So why was I disappointed? One reason is that the book at 816 pages (which was even a little longer than Natchez Burning) was much too long, given that very little action of consequence occurs between the characters until the last couple of hundred pages. As such, I found myself at times skimming through large passages. Much of the book is talk, talk, talk with little action and few surprises. A second reason for my disappointment is that I found the book's jumping around between the sub-stories of its many characters to be convoluted and distracting, but even more importantly, somewhat unbelievable. While I don't want to get into any details to avoid spoiling anything for the reader, I will say that the events between two of the main characters while at the bone tree, both of whom were in extremely dire straits, was so unbelievable that I found myself rolling my eyes in disbelief. A third reason for my lukewarm feeling for The Bone Tree is that I found myself starting to not care much for the main character and for several of the other "good guy" characters very much; realizing that there really was just a thin grey line between their actions and the "real bad guys." Finally, the last major reason for my feeling let down is that Iles spent so much time writing about who killed JFK and why without providing sufficient suspense and surprises to justify the amount of pages devoted to this event. For me, by the time the 'big reveal' is made known, my reaction was "big whup".

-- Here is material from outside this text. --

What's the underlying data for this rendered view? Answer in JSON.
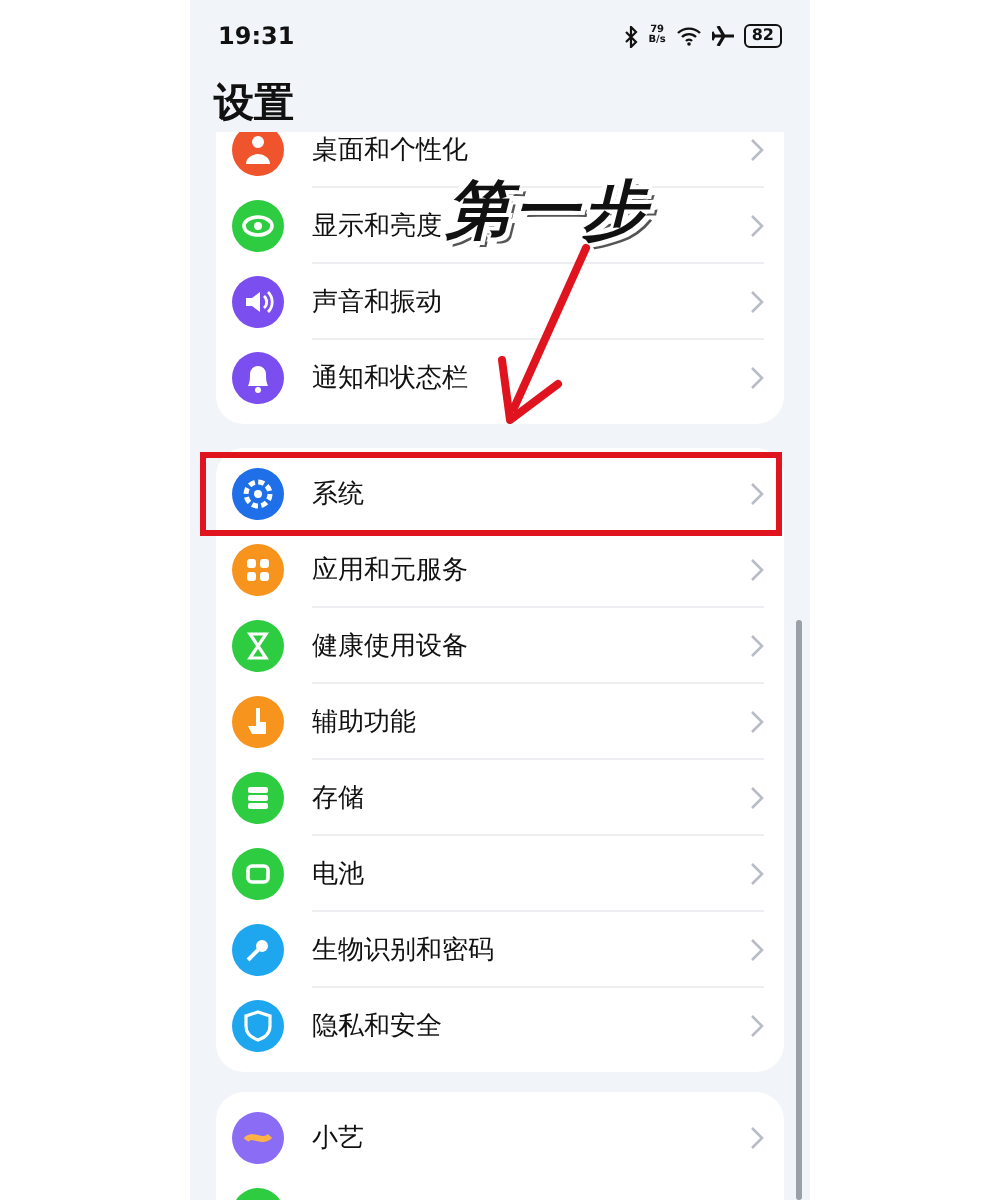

Look, I know that if you read and enjoyed Natchez Burning you are most likely going to want to read The Bone Tree no matter what my review says. Further, although hopefully not, some people reading this review are probably going to give it a "no/not helpful" vote because they don't want to believe what I've said is true. Nonetheless, I hope my review provides you with some food for thought to help in deciding if The Bone Tree is a book for you.

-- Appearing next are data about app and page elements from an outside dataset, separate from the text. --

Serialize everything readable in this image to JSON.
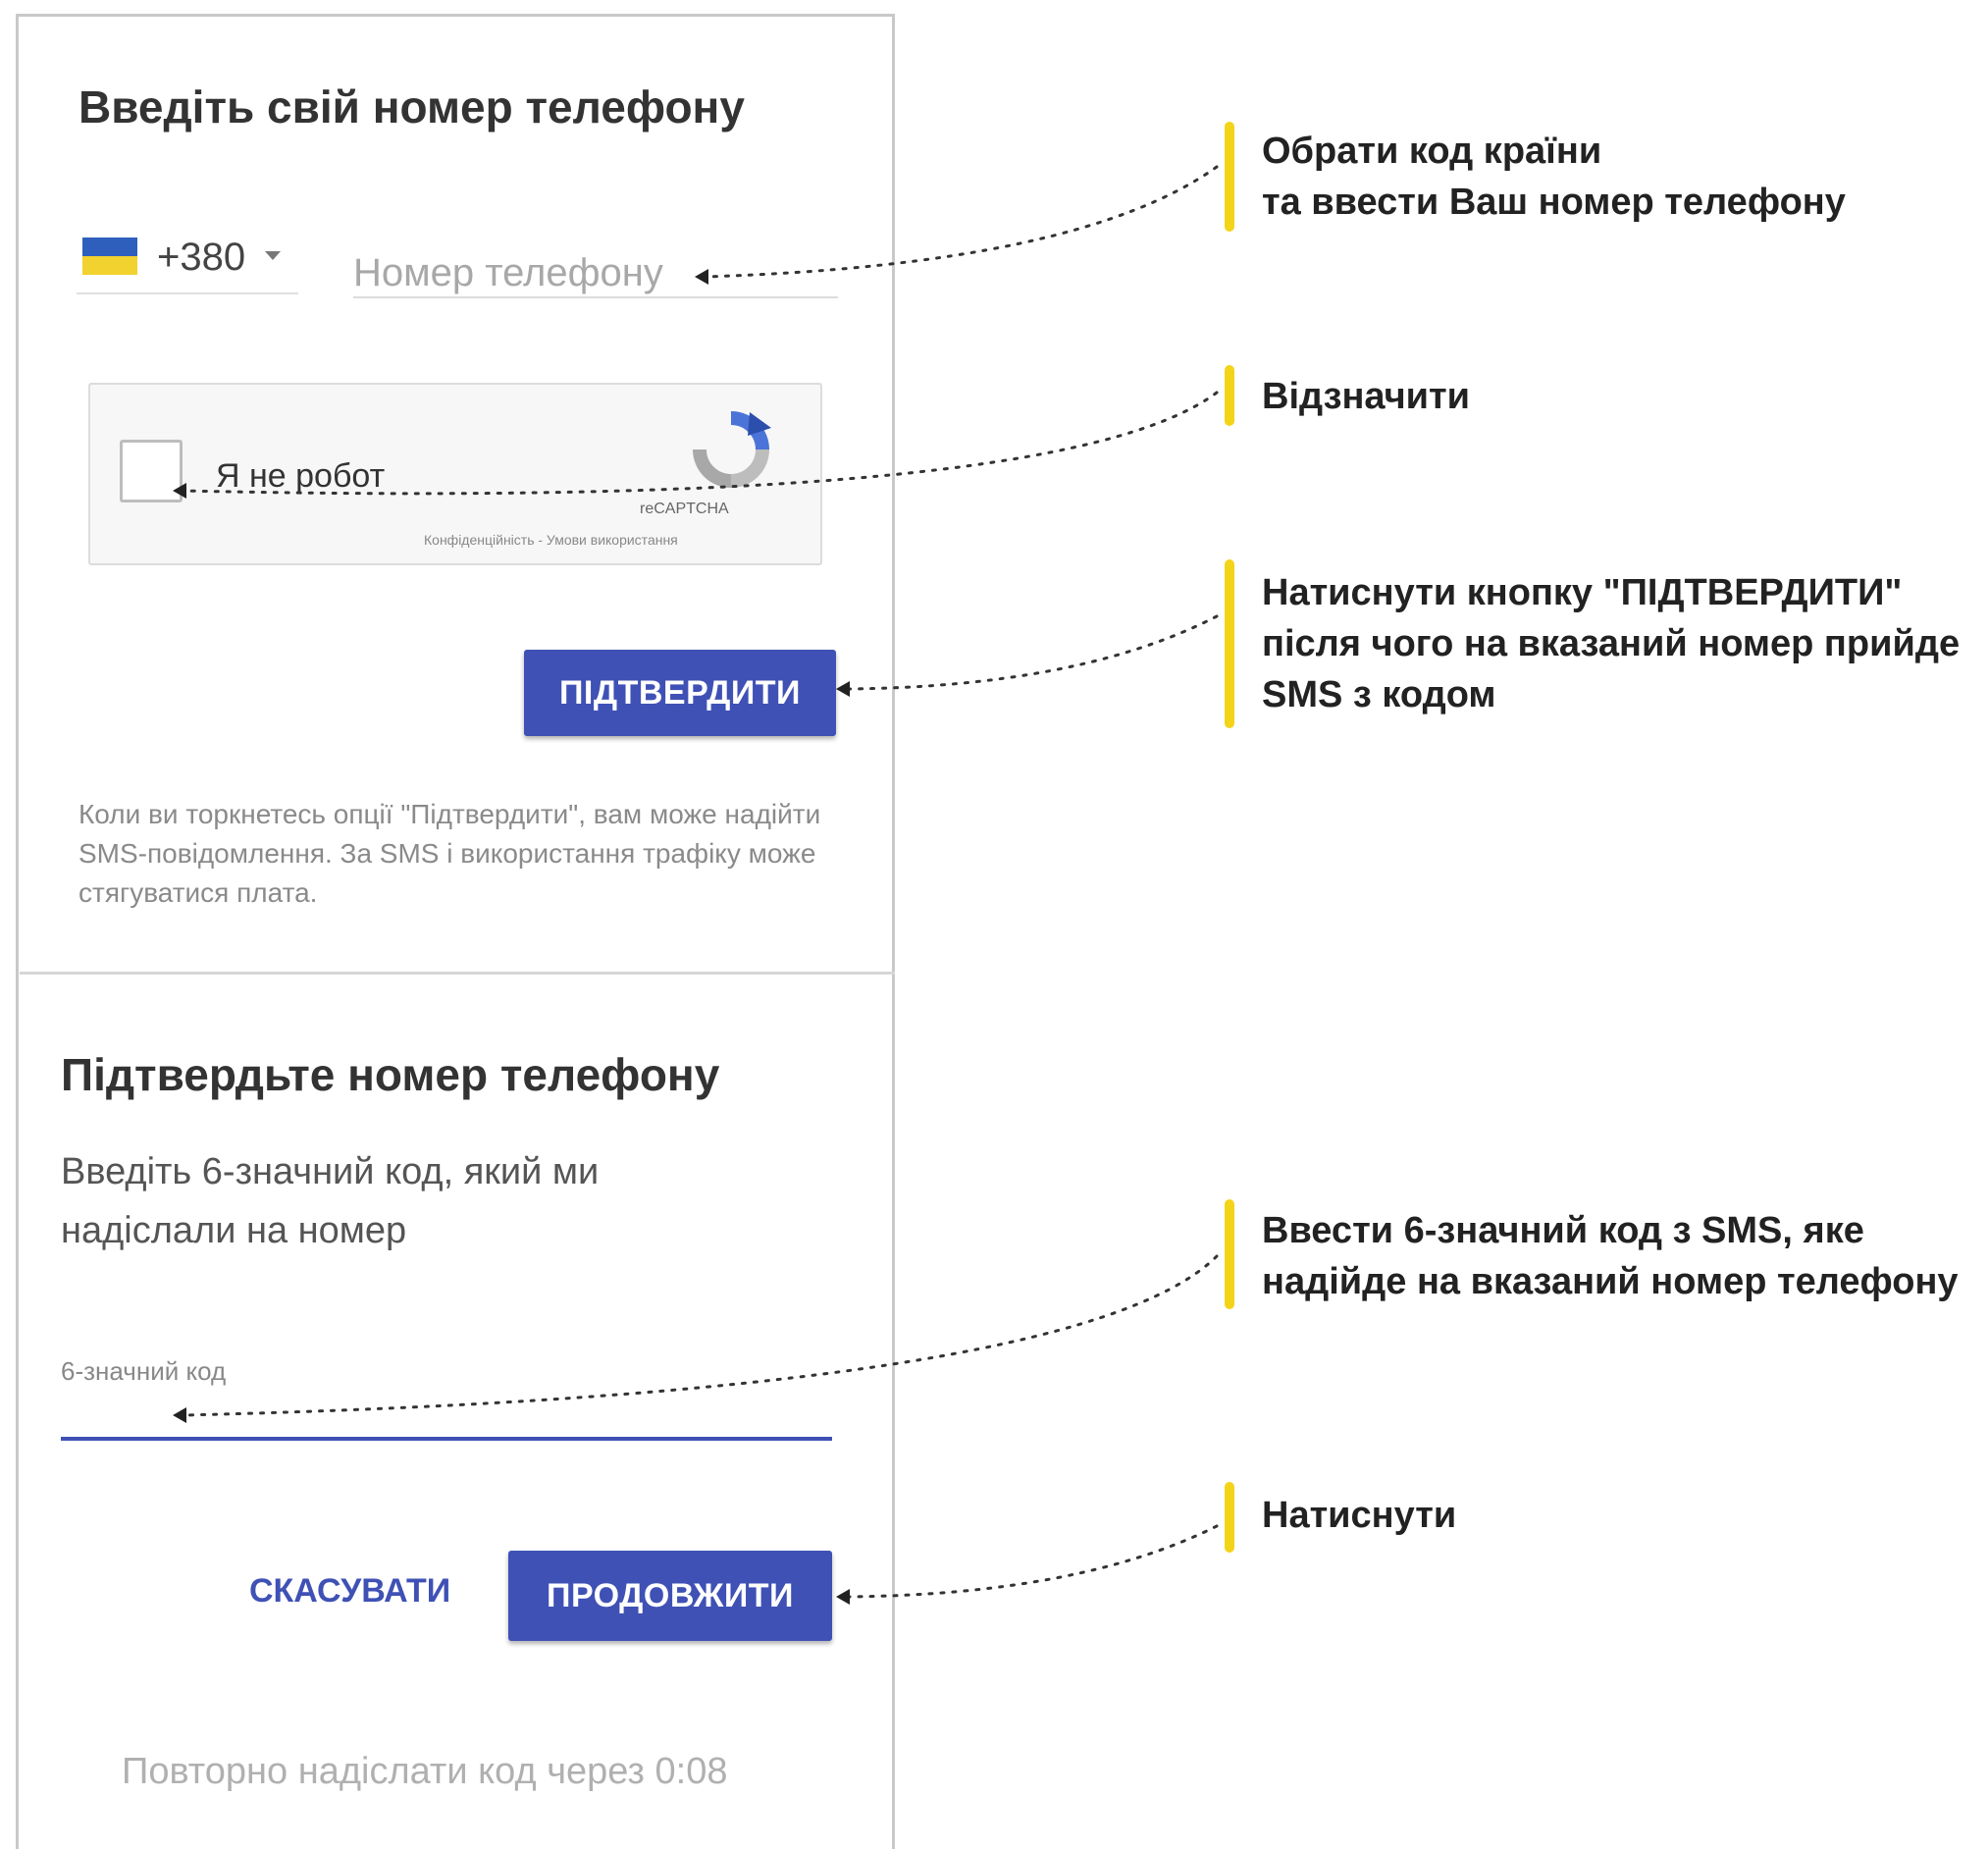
{
  "screen1": {
    "title": "Введіть свій номер телефону",
    "country_code": "+380",
    "phone_placeholder": "Номер телефону",
    "captcha": {
      "label": "Я не робот",
      "brand": "reCAPTCHA",
      "links": "Конфіденційність - Умови використання"
    },
    "confirm_label": "ПІДТВЕРДИТИ",
    "note": "Коли ви торкнетесь опції \"Підтвердити\", вам може надійти SMS-повідомлення. За SMS і використання трафіку може стягуватися плата."
  },
  "screen2": {
    "title": "Підтвердьте номер телефону",
    "subtitle": "Введіть 6-значний код, який ми надіслали на номер",
    "code_label": "6-значний код",
    "cancel_label": "СКАСУВАТИ",
    "continue_label": "ПРОДОВЖИТИ",
    "resend": "Повторно надіслати код через 0:08"
  },
  "annotations": [
    "Обрати код країни\nта ввести Ваш номер телефону",
    "Відзначити",
    "Натиснути кнопку \"ПІДТВЕРДИТИ\"\nпісля чого на вказаний номер прийде\nSMS з кодом",
    "Ввести 6-значний код з SMS, яке\nнадійде на вказаний номер телефону",
    "Натиснути"
  ],
  "colors": {
    "primary": "#3f51b5",
    "highlight": "#f4d419",
    "flag_blue": "#2f5fbd",
    "flag_yellow": "#f2d22e"
  },
  "icons": [
    "ukraine-flag-icon",
    "chevron-down-icon",
    "recaptcha-logo-icon",
    "arrow-pointer-icon"
  ]
}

But this is book #2 in the triology of Natchez Burning and Mississippi Blood...over 2,000 pages of the dark influence of racial injustice in Mississippi and Louisiana, and more specifically as relates to Penn Cage and his family and friends. All I can say is that you may need to be forewarned that you will not want to put the books in this triology down
...to eat, do household duties, fix family meals or even go to bed at your usual time. And NO ONE will figure out how events turn out, how characters will end up, even how the books will end. Greg Iles. Enough said.
I was ready to be done after the discovefies at the Bone Tree, yet we had many more tangents to endure, without prior basis to see them coming.
All in all, I was ready for the end about 250 pages before it quit.
Most recent customer reviews
It was a little repetitive but I could not quit until I had read every page.Read more